The “eager” factor

23Mar09

Most of us spend more time at work than we spend doing anything else.  Many of us are thinking about work when we are not there.  So add the time you are there, to the time you think about it,  to the travel time, and well, you see where this is headed.  It’s no surprise that when I run into people I haven’t seen in awhile and ask, “what have you been up to?”, by far the most common answer is “working.”   There’s not even a close second.

Science Daily, reported that in a University of Chicago study, based on interviews researchers did from 1972 to 2006, 86% of respondents said that they “are satisfied at their job.”  Wow!

The Gallup organization tell us that from their surveys of more than 5 million people over 10 years, they have concluded that “most people are not actively engaged in their work”.  In fact, the last numbers I saw from Gallup were that 55% of people are not engaged and 16% are disengaged.  Whoa!

So, we are satisfied but not engaged?  What explains this?  Passive not passion.  Doing not discovering.  Are there other important areas of our lives that we would be okay describing as “I am satisfied but I am not engaged”?  

1. Satisfied and engaged.  2. Satisfied but not engaged.  3. Engaged but not satisfied.  Hmmmm. 

Choice 1 is what most people would probably say is the best choice.  But choice 3 certainly seems better to me than choice 2.

The data from Gallup suggest that most of us do not wake up eager to get to work each day.  A friend and colleague of mine, Suzie Price, is onto “eager”.   Suzie has observed from years of consulting with business leaders that indeed, quite a few people do wake up eager.  About life.  About work.  Suzie, who is one of the most engaged people on the planet, has uncovered some “wake up eager” factors for an individual.  Among them are “self-directed”, “self-aware”, and “self-care.”  And, she is helping organizations and individuals put this into practice.

I like “eager” – it is fresh.  It is a pre-requisite to “engaged”.  What Suzie’s work tells us is that waking up eager, being engaged in life and work, means seriously engaging with yourself first in a few important areas.

What are your thoughts?

twitter71

Advertisements


No Responses Yet to “The “eager” factor”

  1. Leave a Comment

Leave a Reply

Fill in your details below or click an icon to log in:

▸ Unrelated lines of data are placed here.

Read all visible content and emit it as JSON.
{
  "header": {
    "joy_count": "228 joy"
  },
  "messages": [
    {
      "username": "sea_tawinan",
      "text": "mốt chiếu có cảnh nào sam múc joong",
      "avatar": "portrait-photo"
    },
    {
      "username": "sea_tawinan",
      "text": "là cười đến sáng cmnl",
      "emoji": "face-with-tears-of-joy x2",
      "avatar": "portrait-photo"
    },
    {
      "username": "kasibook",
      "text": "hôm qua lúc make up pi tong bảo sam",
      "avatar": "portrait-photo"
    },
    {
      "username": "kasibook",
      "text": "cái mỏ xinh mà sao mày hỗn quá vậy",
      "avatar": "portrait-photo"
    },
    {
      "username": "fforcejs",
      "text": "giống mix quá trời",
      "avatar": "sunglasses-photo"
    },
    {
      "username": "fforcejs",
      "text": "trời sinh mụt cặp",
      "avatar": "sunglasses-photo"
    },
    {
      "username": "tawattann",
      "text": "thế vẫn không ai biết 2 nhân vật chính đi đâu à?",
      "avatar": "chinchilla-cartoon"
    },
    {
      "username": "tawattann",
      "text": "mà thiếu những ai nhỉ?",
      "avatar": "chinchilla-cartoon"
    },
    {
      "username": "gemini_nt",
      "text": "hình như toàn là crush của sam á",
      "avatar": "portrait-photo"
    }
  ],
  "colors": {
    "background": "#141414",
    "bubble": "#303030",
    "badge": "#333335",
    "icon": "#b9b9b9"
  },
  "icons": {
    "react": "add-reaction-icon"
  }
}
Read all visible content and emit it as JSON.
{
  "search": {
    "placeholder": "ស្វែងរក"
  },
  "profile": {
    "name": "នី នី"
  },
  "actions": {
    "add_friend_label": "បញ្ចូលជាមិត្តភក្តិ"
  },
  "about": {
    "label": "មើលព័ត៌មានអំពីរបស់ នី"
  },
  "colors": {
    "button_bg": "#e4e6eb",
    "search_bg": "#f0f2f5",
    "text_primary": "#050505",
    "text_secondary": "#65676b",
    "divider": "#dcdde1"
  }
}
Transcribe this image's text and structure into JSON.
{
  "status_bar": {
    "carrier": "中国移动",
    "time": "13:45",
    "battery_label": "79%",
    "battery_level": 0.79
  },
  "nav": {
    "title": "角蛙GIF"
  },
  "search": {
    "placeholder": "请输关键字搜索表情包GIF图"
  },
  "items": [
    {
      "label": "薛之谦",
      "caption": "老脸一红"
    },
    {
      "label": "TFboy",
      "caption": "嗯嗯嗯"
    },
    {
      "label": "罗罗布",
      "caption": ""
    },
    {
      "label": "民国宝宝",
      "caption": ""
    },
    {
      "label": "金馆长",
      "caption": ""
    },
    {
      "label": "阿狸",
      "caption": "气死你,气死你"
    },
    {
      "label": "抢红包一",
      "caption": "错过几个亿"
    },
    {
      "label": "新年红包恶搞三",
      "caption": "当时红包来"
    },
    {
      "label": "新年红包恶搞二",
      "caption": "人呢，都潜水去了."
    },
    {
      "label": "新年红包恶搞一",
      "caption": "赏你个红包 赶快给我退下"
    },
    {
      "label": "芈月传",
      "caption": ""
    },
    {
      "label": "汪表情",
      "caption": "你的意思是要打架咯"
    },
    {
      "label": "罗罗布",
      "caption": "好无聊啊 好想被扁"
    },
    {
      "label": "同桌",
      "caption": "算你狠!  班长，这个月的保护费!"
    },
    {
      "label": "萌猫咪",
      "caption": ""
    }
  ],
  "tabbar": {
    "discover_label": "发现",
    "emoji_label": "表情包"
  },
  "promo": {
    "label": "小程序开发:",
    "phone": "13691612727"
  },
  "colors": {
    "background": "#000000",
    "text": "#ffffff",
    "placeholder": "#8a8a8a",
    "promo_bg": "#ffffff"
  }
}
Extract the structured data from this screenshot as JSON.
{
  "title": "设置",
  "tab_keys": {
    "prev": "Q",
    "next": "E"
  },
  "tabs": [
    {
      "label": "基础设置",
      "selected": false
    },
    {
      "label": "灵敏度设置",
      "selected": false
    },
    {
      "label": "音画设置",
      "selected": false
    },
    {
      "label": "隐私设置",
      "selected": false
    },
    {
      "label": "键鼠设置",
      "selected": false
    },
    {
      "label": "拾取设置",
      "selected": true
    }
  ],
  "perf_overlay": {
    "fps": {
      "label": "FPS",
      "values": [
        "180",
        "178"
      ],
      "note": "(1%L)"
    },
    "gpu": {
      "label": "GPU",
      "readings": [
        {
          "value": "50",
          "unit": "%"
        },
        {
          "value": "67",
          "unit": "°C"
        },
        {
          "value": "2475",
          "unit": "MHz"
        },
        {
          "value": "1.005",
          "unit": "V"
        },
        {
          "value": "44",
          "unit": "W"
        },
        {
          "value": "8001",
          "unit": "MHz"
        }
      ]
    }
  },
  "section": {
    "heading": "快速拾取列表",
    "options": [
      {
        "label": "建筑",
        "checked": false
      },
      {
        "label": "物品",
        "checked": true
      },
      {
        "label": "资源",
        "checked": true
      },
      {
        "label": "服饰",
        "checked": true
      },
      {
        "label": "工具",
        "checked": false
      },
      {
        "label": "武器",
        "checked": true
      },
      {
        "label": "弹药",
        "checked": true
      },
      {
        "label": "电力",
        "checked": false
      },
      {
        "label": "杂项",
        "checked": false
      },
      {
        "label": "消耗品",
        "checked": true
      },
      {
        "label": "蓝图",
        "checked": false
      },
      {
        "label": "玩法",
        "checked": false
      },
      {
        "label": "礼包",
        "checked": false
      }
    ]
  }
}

WordPress.com Logo

You are commenting using your WordPress.com account. Log Out / Change )

Twitter picture

You are commenting using your Twitter account. Log Out / Change )

Facebook photo

You are commenting using your Facebook account. Log Out / Change )

Google+ photo

You are commenting using your Google+ account. Log Out / Change )

Connecting to %s


%d bloggers like this: